Brandon: The focus this year wasn’t necessarily on weight anymore. We’ve improved my legs, mostly through the connection he helped me gain with my body. The big concern with imbalances and weaknesses is that you’re not focusing enough on the contraction and putting the muscle under as much stress as possible — you’re just focused on the act of the lift. So we lightened the loads and focused on making me work harder to push myself past different pain thresholds. This causes metabolic stress on the muscle instead of just continuing to lift heavier weight. What I learned was that heavy was relative anyway. If you use proper technique, holding, squeezing, contracting … that’s difficult itself. It’s not all about the load. Of course, the loads go up as you practice perfect reps. My overall muscle quality has increased. Training this way, you can challenge yourself in different ways without focusing on how much weight you’re putting on the bar. To get better, it takes losing the ego. That’s what I had to learn. Neil thinks in a year or a year and a half, my legs could be a strong point for me and gains in everything else will come with it.
MMI: You studied exercise science in college. Has that helped you in the gym at all?
Brandon: You know what’s funny? I don’t even remember the exact date of my graduation. I was just happy to be done with school. But yes, it’s helped. As a matter of fact, I had several debates with my professors. I think it gives me an advantage because everything for me was based on research, understanding scientific principles, the reason why pump programs work, etc. It gives me a deeper understanding of ideas like different ranges of motion and the need to eliminate tension on muscles that you’re not trying to work. Kinesiology, anatomy, and physiology all give me somewhat of an edge. But experience is the best teacher. A lot of people go through the program and don’t get anything out of it. I got to experiment as I was learning.
MMI: What are your favorite lifts and why?
Brandon: My favorite lift of all time is the deadlift but I don’t do it anymore.

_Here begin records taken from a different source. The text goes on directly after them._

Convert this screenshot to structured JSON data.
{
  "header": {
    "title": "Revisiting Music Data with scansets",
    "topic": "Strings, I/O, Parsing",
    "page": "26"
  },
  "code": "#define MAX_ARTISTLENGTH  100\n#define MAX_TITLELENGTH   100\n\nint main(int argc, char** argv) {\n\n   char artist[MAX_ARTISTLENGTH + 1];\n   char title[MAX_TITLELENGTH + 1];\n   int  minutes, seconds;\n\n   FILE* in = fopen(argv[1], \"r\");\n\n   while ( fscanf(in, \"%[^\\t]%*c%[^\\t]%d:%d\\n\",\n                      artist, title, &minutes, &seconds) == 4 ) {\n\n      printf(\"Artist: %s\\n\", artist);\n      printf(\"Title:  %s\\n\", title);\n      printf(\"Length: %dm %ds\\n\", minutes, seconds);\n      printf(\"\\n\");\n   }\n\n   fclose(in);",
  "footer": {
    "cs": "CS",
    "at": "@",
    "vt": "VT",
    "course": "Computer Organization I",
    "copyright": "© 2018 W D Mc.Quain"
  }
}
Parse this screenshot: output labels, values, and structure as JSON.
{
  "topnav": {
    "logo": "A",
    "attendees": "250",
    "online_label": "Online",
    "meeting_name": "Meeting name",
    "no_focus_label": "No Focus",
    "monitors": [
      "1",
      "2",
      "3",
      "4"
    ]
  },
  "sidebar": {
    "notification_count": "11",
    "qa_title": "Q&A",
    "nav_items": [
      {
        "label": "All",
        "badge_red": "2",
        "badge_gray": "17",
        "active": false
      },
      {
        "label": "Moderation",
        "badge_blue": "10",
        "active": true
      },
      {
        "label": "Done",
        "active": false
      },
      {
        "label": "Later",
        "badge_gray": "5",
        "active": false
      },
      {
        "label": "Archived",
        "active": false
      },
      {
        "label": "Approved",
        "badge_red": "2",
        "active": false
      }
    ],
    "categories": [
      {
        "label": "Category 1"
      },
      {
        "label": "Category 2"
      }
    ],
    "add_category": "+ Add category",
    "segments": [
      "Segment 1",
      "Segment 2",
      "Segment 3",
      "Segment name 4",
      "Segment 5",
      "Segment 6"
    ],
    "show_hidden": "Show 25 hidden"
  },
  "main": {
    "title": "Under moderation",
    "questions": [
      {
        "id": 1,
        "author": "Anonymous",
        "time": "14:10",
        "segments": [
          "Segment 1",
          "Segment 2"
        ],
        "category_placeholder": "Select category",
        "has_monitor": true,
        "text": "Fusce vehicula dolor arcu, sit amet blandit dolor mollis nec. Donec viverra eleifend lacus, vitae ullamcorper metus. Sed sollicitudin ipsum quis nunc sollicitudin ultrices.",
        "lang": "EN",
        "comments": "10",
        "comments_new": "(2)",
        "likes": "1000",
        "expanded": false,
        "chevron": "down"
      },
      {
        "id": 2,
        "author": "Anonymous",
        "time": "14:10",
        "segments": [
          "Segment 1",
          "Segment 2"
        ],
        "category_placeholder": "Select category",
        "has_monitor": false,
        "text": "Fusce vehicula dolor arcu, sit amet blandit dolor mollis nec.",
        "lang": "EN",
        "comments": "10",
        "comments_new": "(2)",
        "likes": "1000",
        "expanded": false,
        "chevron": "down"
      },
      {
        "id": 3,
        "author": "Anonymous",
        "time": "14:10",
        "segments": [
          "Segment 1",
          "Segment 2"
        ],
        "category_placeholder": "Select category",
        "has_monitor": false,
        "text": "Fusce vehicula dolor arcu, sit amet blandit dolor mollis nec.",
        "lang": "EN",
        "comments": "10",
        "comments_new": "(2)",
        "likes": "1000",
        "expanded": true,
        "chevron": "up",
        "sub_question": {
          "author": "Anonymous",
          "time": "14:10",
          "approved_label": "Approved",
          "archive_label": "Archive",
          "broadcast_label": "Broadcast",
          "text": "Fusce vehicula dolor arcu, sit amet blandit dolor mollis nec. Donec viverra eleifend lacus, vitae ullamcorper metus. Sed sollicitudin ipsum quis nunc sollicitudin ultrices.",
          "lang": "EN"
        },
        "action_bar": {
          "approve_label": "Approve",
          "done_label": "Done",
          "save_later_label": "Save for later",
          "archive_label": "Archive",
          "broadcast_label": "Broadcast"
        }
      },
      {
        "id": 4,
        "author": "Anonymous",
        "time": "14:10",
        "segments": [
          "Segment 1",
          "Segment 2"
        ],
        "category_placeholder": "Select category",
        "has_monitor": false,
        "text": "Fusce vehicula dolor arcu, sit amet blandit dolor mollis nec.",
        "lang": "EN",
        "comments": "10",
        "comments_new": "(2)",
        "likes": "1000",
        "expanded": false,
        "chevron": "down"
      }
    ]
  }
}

I can’t just deadlift easy anymore. The way I do it, I can’t train for 2–3 days because I overwork on the deadlift. Other than that, I don’t have a favorite. If any lift becomes easy to me, I just change it up to something that’s harder.
MMI: Do you train any differently in your contest prep or do you just change your diet?
Brandon: I do more supersets. That also makes you a different person in the gym. You may not be lifting heavy, but if your focus is there and you’re there to annihilate whatever muscle you’re working — that’s your whole mission. That push just comes out of nowhere. It’s a different drive at contest time. It’s like getting ready for a game. I may use multiple supersets and giant sets to get dialed in.
MMI: You really seem to love contest prep. Most guys hate it.
Man, I love contest time. I love getting ready for a contest. It’s just different. I’ve seen some guys in the gym who are just miserable. I just can’t imagine myself like that. Every once in a while I have a bad day, but I’m always excited to compete.